_Work item_
Your answer must be the full listing, reproduced exactly.

== Segment start ==

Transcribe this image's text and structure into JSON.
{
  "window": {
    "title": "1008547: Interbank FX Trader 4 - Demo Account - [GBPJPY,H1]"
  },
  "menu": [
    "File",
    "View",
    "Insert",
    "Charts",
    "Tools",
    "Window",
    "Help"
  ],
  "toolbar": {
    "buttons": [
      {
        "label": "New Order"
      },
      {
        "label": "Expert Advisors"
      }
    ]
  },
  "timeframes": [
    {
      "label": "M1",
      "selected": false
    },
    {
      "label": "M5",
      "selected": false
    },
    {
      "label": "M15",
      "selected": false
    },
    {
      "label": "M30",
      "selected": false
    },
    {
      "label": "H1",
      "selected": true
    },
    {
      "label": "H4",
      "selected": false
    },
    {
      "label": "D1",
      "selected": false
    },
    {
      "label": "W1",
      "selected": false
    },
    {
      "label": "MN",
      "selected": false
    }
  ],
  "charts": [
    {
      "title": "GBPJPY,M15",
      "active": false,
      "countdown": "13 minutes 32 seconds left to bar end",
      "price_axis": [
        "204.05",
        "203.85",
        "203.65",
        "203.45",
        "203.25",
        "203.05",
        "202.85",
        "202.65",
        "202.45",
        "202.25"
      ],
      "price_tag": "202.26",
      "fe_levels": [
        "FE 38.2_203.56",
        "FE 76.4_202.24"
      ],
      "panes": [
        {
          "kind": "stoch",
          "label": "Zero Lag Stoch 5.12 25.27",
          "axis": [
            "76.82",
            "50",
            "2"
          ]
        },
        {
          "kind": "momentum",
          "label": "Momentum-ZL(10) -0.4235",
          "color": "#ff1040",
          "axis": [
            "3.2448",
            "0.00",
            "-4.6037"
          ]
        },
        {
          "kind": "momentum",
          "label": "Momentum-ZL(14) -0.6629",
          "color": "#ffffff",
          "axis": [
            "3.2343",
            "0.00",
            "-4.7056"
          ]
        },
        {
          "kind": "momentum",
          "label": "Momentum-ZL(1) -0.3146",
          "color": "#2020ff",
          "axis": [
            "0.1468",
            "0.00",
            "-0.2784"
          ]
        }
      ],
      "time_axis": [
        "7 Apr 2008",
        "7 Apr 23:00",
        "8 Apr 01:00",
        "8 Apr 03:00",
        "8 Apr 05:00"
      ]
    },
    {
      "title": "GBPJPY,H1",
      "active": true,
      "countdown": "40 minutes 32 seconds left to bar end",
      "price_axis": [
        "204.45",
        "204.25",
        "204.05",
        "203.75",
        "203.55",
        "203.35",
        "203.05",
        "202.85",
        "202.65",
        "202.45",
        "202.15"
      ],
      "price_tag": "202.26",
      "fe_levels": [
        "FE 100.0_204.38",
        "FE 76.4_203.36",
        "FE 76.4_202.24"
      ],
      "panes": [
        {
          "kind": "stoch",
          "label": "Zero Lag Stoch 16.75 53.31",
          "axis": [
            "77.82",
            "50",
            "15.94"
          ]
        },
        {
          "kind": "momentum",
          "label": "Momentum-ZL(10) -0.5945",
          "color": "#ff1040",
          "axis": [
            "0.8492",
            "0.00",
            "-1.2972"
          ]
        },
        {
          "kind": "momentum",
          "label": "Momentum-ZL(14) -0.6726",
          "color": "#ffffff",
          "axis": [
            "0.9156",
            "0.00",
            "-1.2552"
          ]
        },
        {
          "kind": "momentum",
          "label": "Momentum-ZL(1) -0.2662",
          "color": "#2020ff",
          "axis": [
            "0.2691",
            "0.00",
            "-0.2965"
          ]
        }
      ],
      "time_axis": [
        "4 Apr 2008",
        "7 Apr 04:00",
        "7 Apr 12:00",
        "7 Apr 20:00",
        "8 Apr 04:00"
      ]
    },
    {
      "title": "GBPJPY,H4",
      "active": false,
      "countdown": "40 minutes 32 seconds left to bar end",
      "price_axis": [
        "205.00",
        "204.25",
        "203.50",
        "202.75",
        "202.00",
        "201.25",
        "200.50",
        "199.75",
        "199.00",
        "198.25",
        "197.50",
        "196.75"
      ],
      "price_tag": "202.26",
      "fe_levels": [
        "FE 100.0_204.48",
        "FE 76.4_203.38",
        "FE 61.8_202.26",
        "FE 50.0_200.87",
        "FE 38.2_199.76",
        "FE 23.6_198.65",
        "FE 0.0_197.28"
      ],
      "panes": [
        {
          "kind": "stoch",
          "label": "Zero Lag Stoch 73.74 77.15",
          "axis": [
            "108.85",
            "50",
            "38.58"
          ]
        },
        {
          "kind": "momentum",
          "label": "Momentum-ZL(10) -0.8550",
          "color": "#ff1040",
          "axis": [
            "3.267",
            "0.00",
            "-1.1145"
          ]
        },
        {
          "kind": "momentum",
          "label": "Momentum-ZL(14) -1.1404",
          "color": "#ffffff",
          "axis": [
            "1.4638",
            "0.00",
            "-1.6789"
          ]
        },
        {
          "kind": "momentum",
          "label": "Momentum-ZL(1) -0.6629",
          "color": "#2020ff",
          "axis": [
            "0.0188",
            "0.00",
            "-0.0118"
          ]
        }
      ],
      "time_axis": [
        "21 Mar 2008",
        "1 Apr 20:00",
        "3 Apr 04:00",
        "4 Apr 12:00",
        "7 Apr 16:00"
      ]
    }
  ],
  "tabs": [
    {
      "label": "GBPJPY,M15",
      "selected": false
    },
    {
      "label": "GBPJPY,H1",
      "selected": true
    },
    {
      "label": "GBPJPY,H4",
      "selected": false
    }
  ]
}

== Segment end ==

_Response to the exercise_
Transcribe this image's text and structure into JSON.
{
  "window": {
    "title": "1008547: Interbank FX Trader 4 - Demo Account - [GBPJPY,H1]"
  },
  "menu": [
    "File",
    "View",
    "Insert",
    "Charts",
    "Tools",
    "Window",
    "Help"
  ],
  "toolbar": {
    "buttons": [
      {
        "label": "New Order"
      },
      {
        "label": "Expert Advisors"
      }
    ]
  },
  "timeframes": [
    {
      "label": "M1",
      "selected": false
    },
    {
      "label": "M5",
      "selected": false
    },
    {
      "label": "M15",
      "selected": false
    },
    {
      "label": "M30",
      "selected": false
    },
    {
      "label": "H1",
      "selected": true
    },
    {
      "label": "H4",
      "selected": false
    },
    {
      "label": "D1",
      "selected": false
    },
    {
      "label": "W1",
      "selected": false
    },
    {
      "label": "MN",
      "selected": false
    }
  ],
  "charts": [
    {
      "title": "GBPJPY,M15",
      "active": false,
      "countdown": "13 minutes 32 seconds left to bar end",
      "price_axis": [
        "204.05",
        "203.85",
        "203.65",
        "203.45",
        "203.25",
        "203.05",
        "202.85",
        "202.65",
        "202.45",
        "202.25"
      ],
      "price_tag": "202.26",
      "fe_levels": [
        "FE 38.2_203.56",
        "FE 76.4_202.24"
      ],
      "panes": [
        {
          "kind": "stoch",
          "label": "Zero Lag Stoch 5.12 25.27",
          "axis": [
            "76.82",
            "50",
            "2"
          ]
        },
        {
          "kind": "momentum",
          "label": "Momentum-ZL(10) -0.4235",
          "color": "#ff1040",
          "axis": [
            "3.2448",
            "0.00",
            "-4.6037"
          ]
        },
        {
          "kind": "momentum",
          "label": "Momentum-ZL(14) -0.6629",
          "color": "#ffffff",
          "axis": [
            "3.2343",
            "0.00",
            "-4.7056"
          ]
        },
        {
          "kind": "momentum",
          "label": "Momentum-ZL(1) -0.3146",
          "color": "#2020ff",
          "axis": [
            "0.1468",
            "0.00",
            "-0.2784"
          ]
        }
      ],
      "time_axis": [
        "7 Apr 2008",
        "7 Apr 23:00",
        "8 Apr 01:00",
        "8 Apr 03:00",
        "8 Apr 05:00"
      ]
    },
    {
      "title": "GBPJPY,H1",
      "active": true,
      "countdown": "40 minutes 32 seconds left to bar end",
      "price_axis": [
        "204.45",
        "204.25",
        "204.05",
        "203.75",
        "203.55",
        "203.35",
        "203.05",
        "202.85",
        "202.65",
        "202.45",
        "202.15"
      ],
      "price_tag": "202.26",
      "fe_levels": [
        "FE 100.0_204.38",
        "FE 76.4_203.36",
        "FE 76.4_202.24"
      ],
      "panes": [
        {
          "kind": "stoch",
          "label": "Zero Lag Stoch 16.75 53.31",
          "axis": [
            "77.82",
            "50",
            "15.94"
          ]
        },
        {
          "kind": "momentum",
          "label": "Momentum-ZL(10) -0.5945",
          "color": "#ff1040",
          "axis": [
            "0.8492",
            "0.00",
            "-1.2972"
          ]
        },
        {
          "kind": "momentum",
          "label": "Momentum-ZL(14) -0.6726",
          "color": "#ffffff",
          "axis": [
            "0.9156",
            "0.00",
            "-1.2552"
          ]
        },
        {
          "kind": "momentum",
          "label": "Momentum-ZL(1) -0.2662",
          "color": "#2020ff",
          "axis": [
            "0.2691",
            "0.00",
            "-0.2965"
          ]
        }
      ],
      "time_axis": [
        "4 Apr 2008",
        "7 Apr 04:00",
        "7 Apr 12:00",
        "7 Apr 20:00",
        "8 Apr 04:00"
      ]
    },
    {
      "title": "GBPJPY,H4",
      "active": false,
      "countdown": "40 minutes 32 seconds left to bar end",
      "price_axis": [
        "205.00",
        "204.25",
        "203.50",
        "202.75",
        "202.00",
        "201.25",
        "200.50",
        "199.75",
        "199.00",
        "198.25",
        "197.50",
        "196.75"
      ],
      "price_tag": "202.26",
      "fe_levels": [
        "FE 100.0_204.48",
        "FE 76.4_203.38",
        "FE 61.8_202.26",
        "FE 50.0_200.87",
        "FE 38.2_199.76",
        "FE 23.6_198.65",
        "FE 0.0_197.28"
      ],
      "panes": [
        {
          "kind": "stoch",
          "label": "Zero Lag Stoch 73.74 77.15",
          "axis": [
            "108.85",
            "50",
            "38.58"
          ]
        },
        {
          "kind": "momentum",
          "label": "Momentum-ZL(10) -0.8550",
          "color": "#ff1040",
          "axis": [
            "3.267",
            "0.00",
            "-1.1145"
          ]
        },
        {
          "kind": "momentum",
          "label": "Momentum-ZL(14) -1.1404",
          "color": "#ffffff",
          "axis": [
            "1.4638",
            "0.00",
            "-1.6789"
          ]
        },
        {
          "kind": "momentum",
          "label": "Momentum-ZL(1) -0.6629",
          "color": "#2020ff",
          "axis": [
            "0.0188",
            "0.00",
            "-0.0118"
          ]
        }
      ],
      "time_axis": [
        "21 Mar 2008",
        "1 Apr 20:00",
        "3 Apr 04:00",
        "4 Apr 12:00",
        "7 Apr 16:00"
      ]
    }
  ],
  "tabs": [
    {
      "label": "GBPJPY,M15",
      "selected": false
    },
    {
      "label": "GBPJPY,H1",
      "selected": true
    },
    {
      "label": "GBPJPY,H4",
      "selected": false
    }
  ]
}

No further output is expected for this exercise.